Unpacking all of that baggage during counseling stirred up a lot of strong emotions, and it was hard to handle sometimes. Something unexpected happened, though. When I admitted that I was angry about what happened to me, I was finally able to start letting go of that anger. I was able to start figuring out how to forgive. And for the first time, I felt like I could breathe.
When we’re kids, we assume that the relationships we see modeled in our family are the norm for everyone. As we grow up, our tendency is to pattern our own relationships after the ones we are most familiar with. When those patterns are based on relationships that were mostly healthy, this is a good thing. When some of those relationships were dysfunctional or even abusive, it’s a different story. This does not mean that you are destined to continue the cycle of unhealthy relationships, though!
I knew that I didn’t want my kids to spend their childhood tiptoeing on eggshells. I didn’t want them to hide in the corner of their bedroom because the yelling and arguing scared them. I didn’t want them to believe that all of the emotional turmoil in the house was their fault. That meant that I had to learn how to communicate with my husband and kids in healthy ways, even when I was frustrated or upset. It didn’t come naturally to me, and it’s not always easy! There are times when I’m impatient with one of them or when I say something that I shouldn’t.
That’s when I have to swallow my pride and ask for their forgiveness. No excuses, no blaming them, just owning up to my own mistake. I prayed many times that God would help me do things differently, and he has!
The relationships we grow up with do affect how we relate to God.
Instead of picturing God as a loving Father who saw me made whole through the blood of Jesus, I imagined him as critical, just waiting to wash his hands of me the moment that I didn’t try hard enough. I felt like I had to be good enough if I wanted God to actually love me. I couldn’t have been more wrong. God does love me, imperfections and all, and he loves you too! He doesn’t expect us to measure up, because we can’t. Yet we were so precious to him, that he sacrificed his Son in order to save us. To save you.

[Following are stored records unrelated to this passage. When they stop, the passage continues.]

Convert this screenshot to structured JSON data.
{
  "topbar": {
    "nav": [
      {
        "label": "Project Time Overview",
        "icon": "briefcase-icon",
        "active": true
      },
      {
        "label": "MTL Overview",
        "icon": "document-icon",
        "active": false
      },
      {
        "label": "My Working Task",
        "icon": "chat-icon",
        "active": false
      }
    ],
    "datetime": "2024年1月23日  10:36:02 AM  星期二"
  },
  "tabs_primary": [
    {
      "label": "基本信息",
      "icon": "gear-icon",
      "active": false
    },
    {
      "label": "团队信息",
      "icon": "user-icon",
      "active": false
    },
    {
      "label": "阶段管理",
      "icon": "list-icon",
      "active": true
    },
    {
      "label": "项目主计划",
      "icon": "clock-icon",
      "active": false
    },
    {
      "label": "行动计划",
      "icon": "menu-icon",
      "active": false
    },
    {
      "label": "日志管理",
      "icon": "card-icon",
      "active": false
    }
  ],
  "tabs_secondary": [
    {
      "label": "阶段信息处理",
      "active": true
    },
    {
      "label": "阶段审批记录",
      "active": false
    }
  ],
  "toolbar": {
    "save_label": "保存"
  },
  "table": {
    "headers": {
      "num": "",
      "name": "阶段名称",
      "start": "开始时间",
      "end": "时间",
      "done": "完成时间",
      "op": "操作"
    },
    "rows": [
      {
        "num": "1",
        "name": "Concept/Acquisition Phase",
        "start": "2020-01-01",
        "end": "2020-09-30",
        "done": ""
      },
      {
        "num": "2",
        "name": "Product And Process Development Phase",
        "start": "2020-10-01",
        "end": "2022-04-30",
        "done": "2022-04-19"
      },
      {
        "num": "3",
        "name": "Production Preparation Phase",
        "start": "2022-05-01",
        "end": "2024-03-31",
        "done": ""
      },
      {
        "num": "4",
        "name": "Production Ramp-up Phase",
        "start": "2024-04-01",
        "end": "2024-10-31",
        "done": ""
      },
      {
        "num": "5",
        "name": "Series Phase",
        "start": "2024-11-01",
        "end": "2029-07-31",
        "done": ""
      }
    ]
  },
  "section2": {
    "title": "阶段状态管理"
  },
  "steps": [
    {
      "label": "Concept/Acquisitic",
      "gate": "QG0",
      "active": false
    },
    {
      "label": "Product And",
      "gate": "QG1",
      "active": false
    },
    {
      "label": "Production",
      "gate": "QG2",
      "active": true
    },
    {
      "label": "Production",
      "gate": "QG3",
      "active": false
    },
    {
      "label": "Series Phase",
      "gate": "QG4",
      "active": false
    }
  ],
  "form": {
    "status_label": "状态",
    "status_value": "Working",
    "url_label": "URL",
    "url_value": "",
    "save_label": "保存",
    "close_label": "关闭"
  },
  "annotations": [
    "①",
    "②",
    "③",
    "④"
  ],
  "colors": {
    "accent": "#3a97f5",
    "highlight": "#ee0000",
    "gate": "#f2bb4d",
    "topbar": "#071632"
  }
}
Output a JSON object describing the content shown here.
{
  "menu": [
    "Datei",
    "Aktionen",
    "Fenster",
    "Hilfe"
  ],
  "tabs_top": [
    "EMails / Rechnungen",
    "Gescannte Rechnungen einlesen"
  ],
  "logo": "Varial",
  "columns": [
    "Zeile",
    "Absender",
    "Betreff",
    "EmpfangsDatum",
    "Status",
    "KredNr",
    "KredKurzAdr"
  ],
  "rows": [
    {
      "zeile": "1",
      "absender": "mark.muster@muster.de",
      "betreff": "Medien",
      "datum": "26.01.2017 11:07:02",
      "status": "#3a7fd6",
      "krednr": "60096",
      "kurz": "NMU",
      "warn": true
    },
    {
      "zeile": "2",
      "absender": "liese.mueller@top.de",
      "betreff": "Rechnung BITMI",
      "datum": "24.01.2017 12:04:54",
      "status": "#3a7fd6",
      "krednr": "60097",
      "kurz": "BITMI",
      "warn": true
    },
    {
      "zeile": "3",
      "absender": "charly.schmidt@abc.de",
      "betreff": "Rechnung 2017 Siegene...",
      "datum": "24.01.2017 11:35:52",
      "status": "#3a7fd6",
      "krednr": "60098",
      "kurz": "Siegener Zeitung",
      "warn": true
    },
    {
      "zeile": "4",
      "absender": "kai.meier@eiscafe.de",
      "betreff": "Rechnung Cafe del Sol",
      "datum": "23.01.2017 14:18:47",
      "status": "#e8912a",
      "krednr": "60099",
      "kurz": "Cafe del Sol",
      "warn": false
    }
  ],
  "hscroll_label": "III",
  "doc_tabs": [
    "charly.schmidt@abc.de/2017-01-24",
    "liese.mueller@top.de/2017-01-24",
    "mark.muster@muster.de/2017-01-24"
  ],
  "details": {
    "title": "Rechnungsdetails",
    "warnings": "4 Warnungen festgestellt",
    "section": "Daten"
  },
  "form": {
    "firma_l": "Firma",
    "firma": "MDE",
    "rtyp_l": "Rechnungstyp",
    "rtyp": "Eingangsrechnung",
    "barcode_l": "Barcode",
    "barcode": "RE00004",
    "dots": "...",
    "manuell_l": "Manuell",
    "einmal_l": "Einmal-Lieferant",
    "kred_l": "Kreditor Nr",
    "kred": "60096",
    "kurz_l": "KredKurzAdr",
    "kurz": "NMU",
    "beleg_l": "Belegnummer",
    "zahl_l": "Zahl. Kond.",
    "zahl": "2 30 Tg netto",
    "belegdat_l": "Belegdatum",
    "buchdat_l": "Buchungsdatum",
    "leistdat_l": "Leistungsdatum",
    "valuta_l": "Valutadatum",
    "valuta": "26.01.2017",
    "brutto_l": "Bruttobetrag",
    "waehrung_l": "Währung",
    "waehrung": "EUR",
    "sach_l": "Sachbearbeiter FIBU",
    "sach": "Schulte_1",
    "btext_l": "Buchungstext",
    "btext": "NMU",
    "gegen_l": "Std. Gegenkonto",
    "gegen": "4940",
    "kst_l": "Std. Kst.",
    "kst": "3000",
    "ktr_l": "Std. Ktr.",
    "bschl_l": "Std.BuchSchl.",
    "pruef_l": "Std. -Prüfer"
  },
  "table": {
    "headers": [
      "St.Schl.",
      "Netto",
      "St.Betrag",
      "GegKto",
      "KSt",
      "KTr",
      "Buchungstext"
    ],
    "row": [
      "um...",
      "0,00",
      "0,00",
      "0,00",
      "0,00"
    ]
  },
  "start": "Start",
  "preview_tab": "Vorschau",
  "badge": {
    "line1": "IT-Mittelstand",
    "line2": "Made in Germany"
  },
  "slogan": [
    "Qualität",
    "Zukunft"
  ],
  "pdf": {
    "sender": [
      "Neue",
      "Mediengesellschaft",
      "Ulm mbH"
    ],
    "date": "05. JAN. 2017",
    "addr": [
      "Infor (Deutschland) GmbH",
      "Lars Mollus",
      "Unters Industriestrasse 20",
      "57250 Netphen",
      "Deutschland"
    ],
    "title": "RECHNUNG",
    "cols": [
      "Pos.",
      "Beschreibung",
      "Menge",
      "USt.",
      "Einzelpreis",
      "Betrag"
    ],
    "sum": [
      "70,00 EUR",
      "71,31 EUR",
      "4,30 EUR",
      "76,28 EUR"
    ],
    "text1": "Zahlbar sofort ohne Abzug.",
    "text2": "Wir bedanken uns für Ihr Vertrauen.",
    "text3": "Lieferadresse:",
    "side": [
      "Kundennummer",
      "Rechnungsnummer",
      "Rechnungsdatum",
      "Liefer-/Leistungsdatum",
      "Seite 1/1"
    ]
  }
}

I’m still very much a work in progress, but God isn’t finished with me. He’s not finished with you either. Our past is only part of the story. He has so much more in store for both us! “’For I know the plans I have for you’ — this is the LORD’s declaration — ‘plans for your welfare, not for disaster, to give you a future and a hope.’” – Jeremiah 29:11 HCSB